WASHINGTON — Already brimming with confidence, Coco Vandeweghe said she was able to raise her game even more on Wednesday evening when she observed how her play had shaken her opponent.
Vandeweghe leaned on her strong legs to dispose of Aravane Rezai, 6-2, 6-2, and advance to the quarterfinals of the Citi Open at William H.G. FitzGerald Tennis Center in Northwest Washington.
When solidified near the baseline, the 20-year-old Vandeweghe was able to grind her opponent down with strong returns that stayed low to the net.
"I felt after those long rallies that she kind of deflated a bit," said Vandeweghe.
Her serve made for a tough return, as she recorded 11 aces and just a pair of double faults. Often, Rezai had no time to react to the serve as all she could do was turn and walk to the other end of the baseline. Early in the second set, Rezai disputed the official's call and claimed Vandeweghe's serve didn't bounce in, nor did the previous three, she said.
"It can either make her fiery and angry and make her play better. Or it can make her so angry that she plays worse," said Vandeweghe.
Also in women's singles, Eugenie Bouchard of Canada rallied to win 12 of the last 15 games and down Olga Govortsova, 0-6, 6-1, 6-3. Bouchard, 18, fell into a three-game hole in the third set before she was able to ground her serve for the win.
She advances to meet 19-year-old American Sloane Stephens in a quarterfinal matchup of two of the sport's youngest starts.
Bouchard won the junior tournament in July at Wimbledon, while Stephens is ranked No. 50 in the world.
In the second round of men's singles, Tommy Haas won for the second straight day as he knocked off Leonardo Mayer, 6-4, 7-5.
He said he knew Mayer was an aggressive player who chases a lot of balls.
James Blake played with strength and poise to turn back Marco Chiudinelli, 6-2, 6-4. In the clinching game, Blake rebounded from a 40-15 deficit and forced a deuce with a 117 mph ace. He then raised his serve to 127 mph for a match-clinching ace.
Also on Wednesday, the tournament inducted the inaugural Hall of Fame class of the Washington Tennis & Education Foundation.
Donald Dell, who co-founded the event in 1969 and was a former Davis Cup captain, highlighted the class. Joining him was John Harris, Paul Robert Ignatius, Henry H. Kennedy Jr. and Peter Work.
Founded in 1955, the WTEF uses tennis as a tool to provide academic help to at-risk children.
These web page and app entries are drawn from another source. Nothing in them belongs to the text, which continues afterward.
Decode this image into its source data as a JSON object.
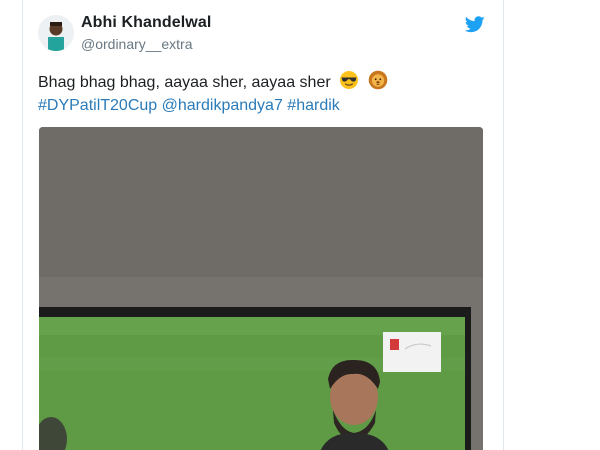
{
  "tweet": {
    "author_name": "Abhi Khandelwal",
    "author_handle": "@ordinary__extra",
    "text_line1": "Bhag bhag bhag, aayaa sher, aayaa sher",
    "hashtags": [
      {
        "text": "#DYPatilT20Cup"
      },
      {
        "text": "@hardikpandya7"
      },
      {
        "text": "#hardik"
      }
    ],
    "emojis": [
      "sunglasses-face",
      "lion-face"
    ]
  },
  "icons": {
    "brand": "twitter-bird-icon"
  },
  "colors": {
    "brand_blue": "#1da1f2",
    "link_blue": "#2b7bb9",
    "text": "#1c2022",
    "handle_grey": "#697882",
    "pitch_green": "#5f9a45"
  }
}
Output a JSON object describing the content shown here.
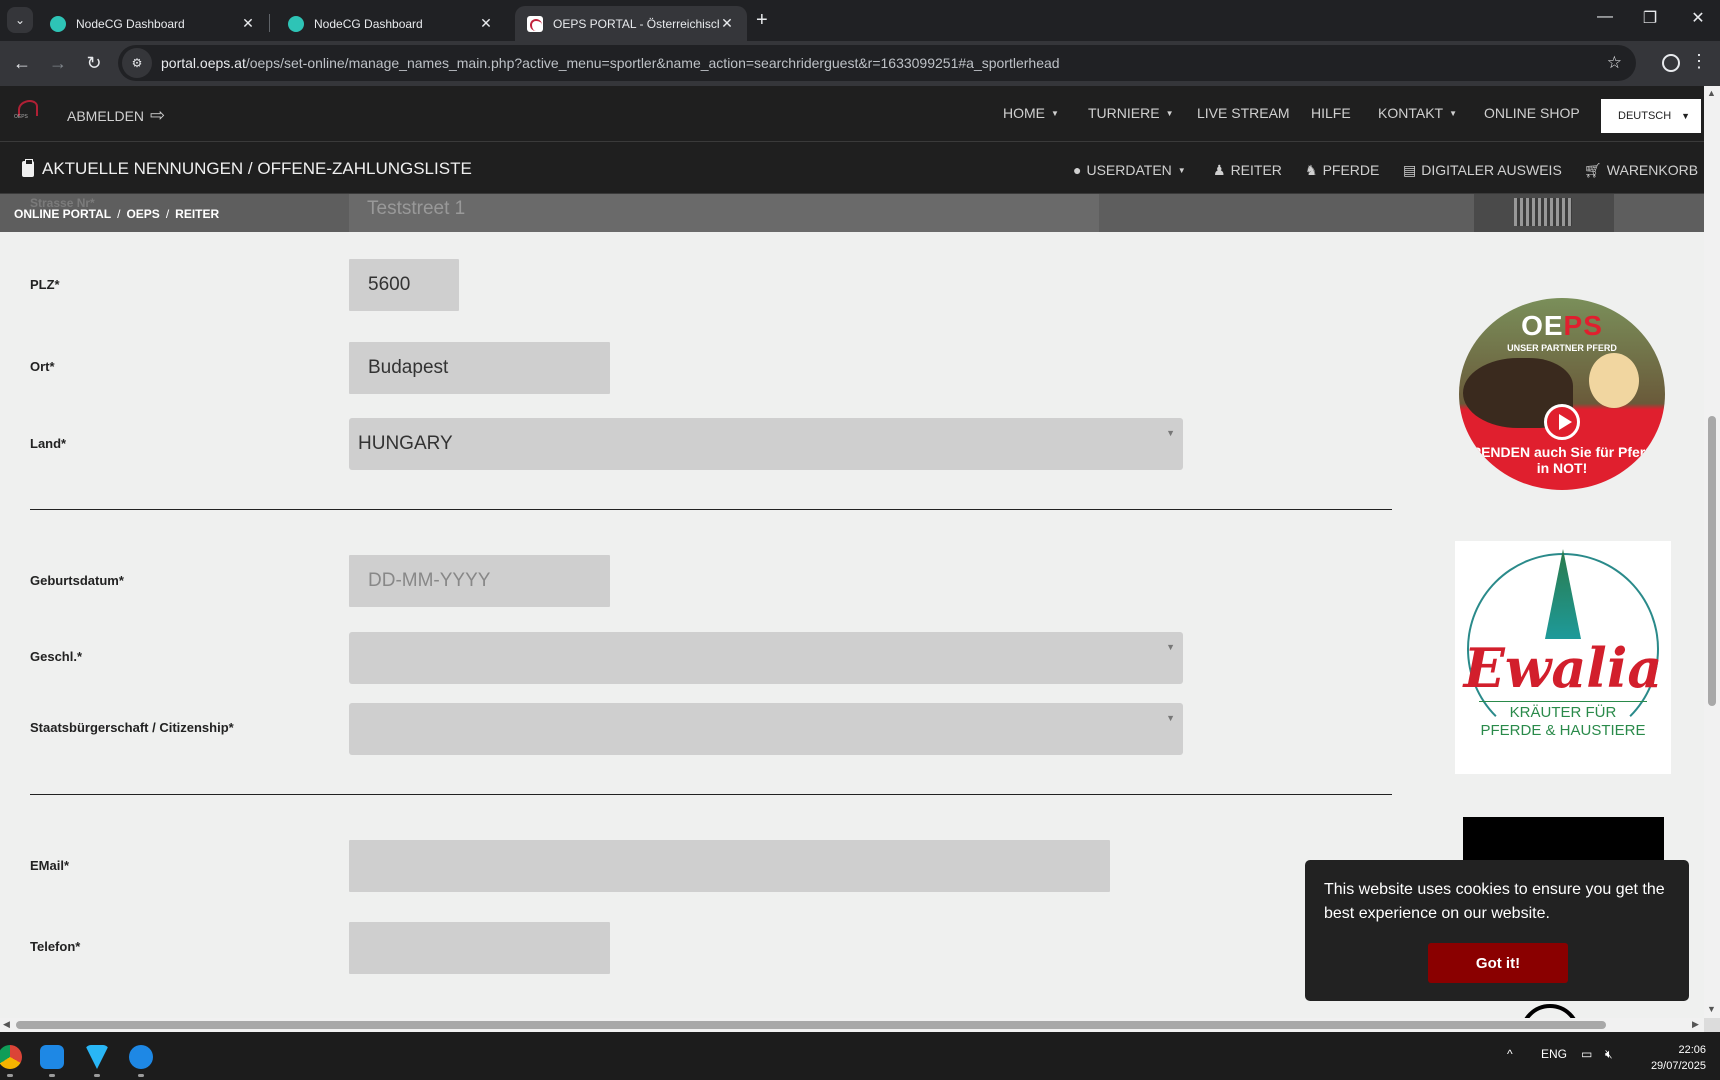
{
  "browser": {
    "tabs": [
      {
        "title": "NodeCG Dashboard",
        "active": false
      },
      {
        "title": "NodeCG Dashboard",
        "active": false
      },
      {
        "title": "OEPS PORTAL - Österreichische",
        "active": true
      }
    ],
    "url_host": "portal.oeps.at",
    "url_path": "/oeps/set-online/manage_names_main.php?active_menu=sportler&name_action=searchriderguest&r=1633099251#a_sportlerhead"
  },
  "site": {
    "logout_label": "ABMELDEN",
    "menu": [
      "HOME",
      "TURNIERE",
      "LIVE STREAM",
      "HILFE",
      "KONTAKT",
      "ONLINE SHOP"
    ],
    "language": "DEUTSCH",
    "page_title": "AKTUELLE NENNUNGEN / OFFENE-ZAHLUNGSLISTE",
    "submenu": [
      "USERDATEN",
      "REITER",
      "PFERDE",
      "DIGITALER AUSWEIS",
      "WARENKORB"
    ],
    "breadcrumb": [
      "ONLINE PORTAL",
      "OEPS",
      "REITER"
    ]
  },
  "form": {
    "street_label": "Strasse Nr*",
    "street_value": "Teststreet 1",
    "plz_label": "PLZ*",
    "plz_value": "5600",
    "ort_label": "Ort*",
    "ort_value": "Budapest",
    "land_label": "Land*",
    "land_value": "HUNGARY",
    "geburtsdatum_label": "Geburtsdatum*",
    "geburtsdatum_placeholder": "DD-MM-YYYY",
    "geschl_label": "Geschl.*",
    "geschl_value": "",
    "staat_label": "Staatsbürgerschaft / Citizenship*",
    "staat_value": "",
    "email_label": "EMail*",
    "email_value": "",
    "telefon_label": "Telefon*",
    "telefon_value": ""
  },
  "ads": {
    "oeps_brand_a": "OE",
    "oeps_brand_b": "PS",
    "oeps_tagline": "UNSER PARTNER PFERD",
    "oeps_cta": "SPENDEN auch Sie für Pferde in NOT!",
    "ewalia_name": "Ewalia",
    "ewalia_sub1": "KRÄUTER FÜR",
    "ewalia_sub2": "PFERDE & HAUSTIERE"
  },
  "cookie": {
    "message": "This website uses cookies to ensure you get the best experience on our website.",
    "button": "Got it!"
  },
  "taskbar": {
    "lang": "ENG",
    "time": "22:06",
    "date": "29/07/2025"
  }
}
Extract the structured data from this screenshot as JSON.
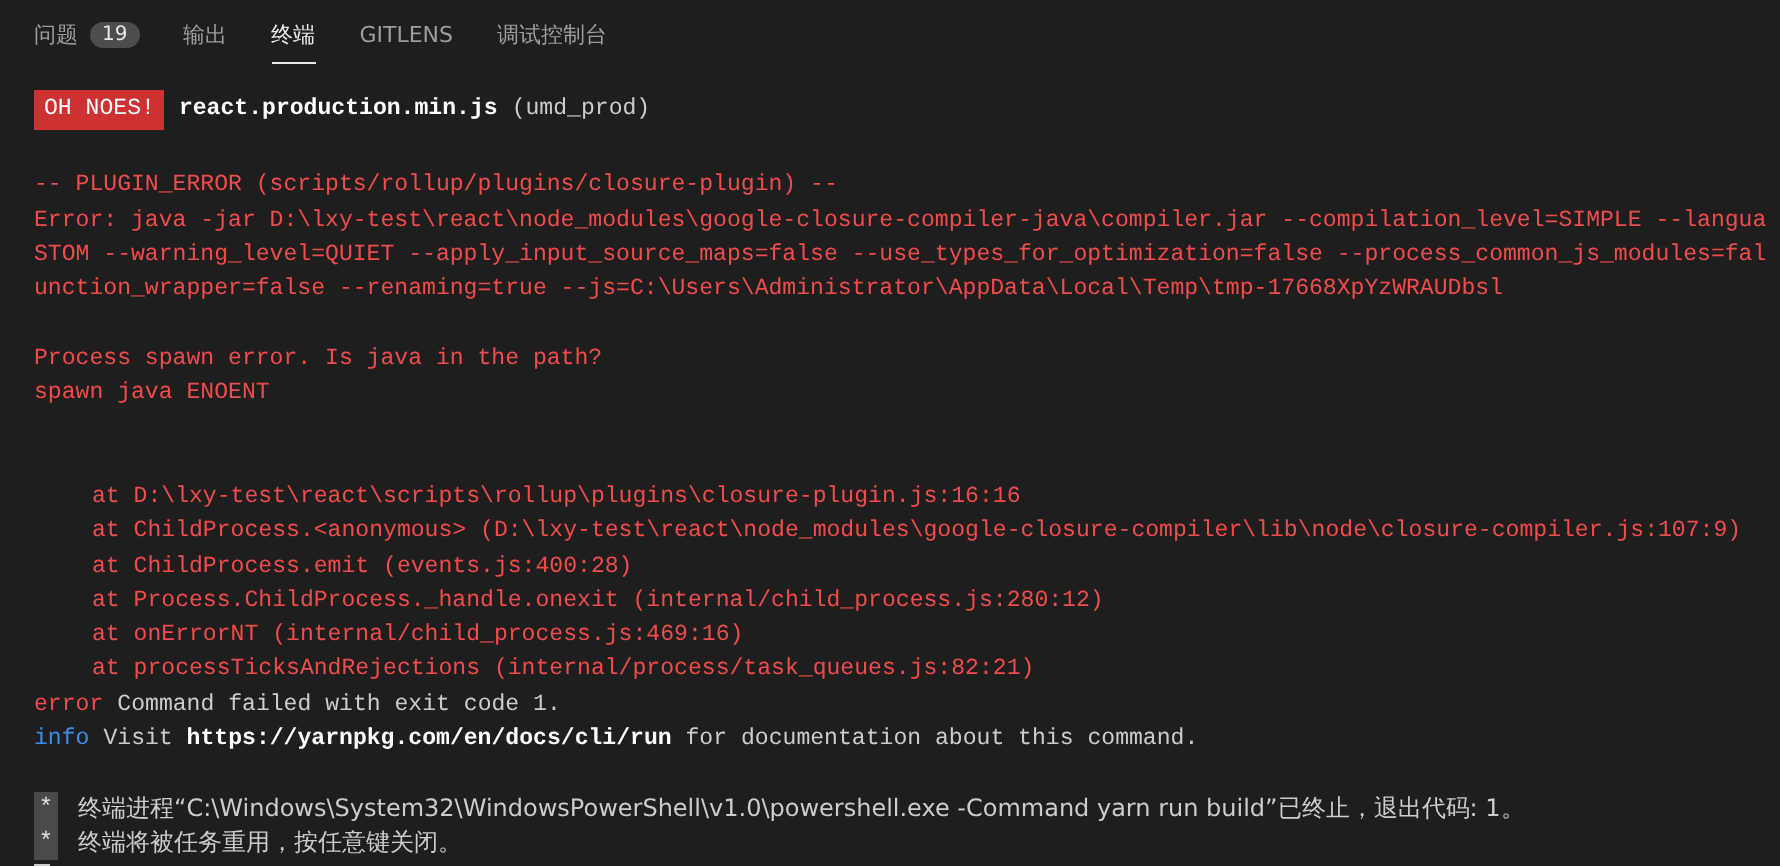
{
  "tabs": [
    {
      "label": "问题",
      "selected": false,
      "badge": "19"
    },
    {
      "label": "输出",
      "selected": false
    },
    {
      "label": "终端",
      "selected": true
    },
    {
      "label": "GITLENS",
      "selected": false
    },
    {
      "label": "调试控制台",
      "selected": false
    }
  ],
  "terminal": {
    "lines": [
      {
        "kind": "heading",
        "badge": "OH NOES!",
        "file": "react.production.min.js",
        "rest": "(umd_prod)"
      },
      {
        "kind": "blank"
      },
      {
        "kind": "error",
        "text": "-- PLUGIN_ERROR (scripts/rollup/plugins/closure-plugin) --"
      },
      {
        "kind": "error",
        "text": "Error: java -jar D:\\lxy-test\\react\\node_modules\\google-closure-compiler-java\\compiler.jar --compilation_level=SIMPLE --langua"
      },
      {
        "kind": "error",
        "text": "STOM --warning_level=QUIET --apply_input_source_maps=false --use_types_for_optimization=false --process_common_js_modules=fal"
      },
      {
        "kind": "error",
        "text": "unction_wrapper=false --renaming=true --js=C:\\Users\\Administrator\\AppData\\Local\\Temp\\tmp-17668XpYzWRAUDbsl"
      },
      {
        "kind": "blank"
      },
      {
        "kind": "error",
        "text": "Process spawn error. Is java in the path?"
      },
      {
        "kind": "error",
        "text": "spawn java ENOENT"
      },
      {
        "kind": "blank"
      },
      {
        "kind": "blank"
      },
      {
        "kind": "stack",
        "text": "at D:\\lxy-test\\react\\scripts\\rollup\\plugins\\closure-plugin.js:16:16"
      },
      {
        "kind": "stack",
        "text": "at ChildProcess.<anonymous> (D:\\lxy-test\\react\\node_modules\\google-closure-compiler\\lib\\node\\closure-compiler.js:107:9)"
      },
      {
        "kind": "stack",
        "text": "at ChildProcess.emit (events.js:400:28)"
      },
      {
        "kind": "stack",
        "text": "at Process.ChildProcess._handle.onexit (internal/child_process.js:280:12)"
      },
      {
        "kind": "stack",
        "text": "at onErrorNT (internal/child_process.js:469:16)"
      },
      {
        "kind": "stack",
        "text": "at processTicksAndRejections (internal/process/task_queues.js:82:21)"
      },
      {
        "kind": "status",
        "level": "error",
        "text": "Command failed with exit code 1."
      },
      {
        "kind": "status",
        "level": "info",
        "text": "Visit **https://yarnpkg.com/en/docs/cli/run** for documentation about this command."
      },
      {
        "kind": "blank"
      },
      {
        "kind": "note",
        "marker": "*",
        "text": "终端进程“C:\\Windows\\System32\\WindowsPowerShell\\v1.0\\powershell.exe -Command yarn run build”已终止，退出代码: 1。"
      },
      {
        "kind": "note",
        "marker": "*",
        "text": "终端将被任务重用，按任意键关闭。"
      },
      {
        "kind": "cursor"
      }
    ]
  }
}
"I started playing at the Armory in New York, in a similar program that stressed education and gives kids a chance to succeed
in life, not just in tennis, but by using their brains," said Blake.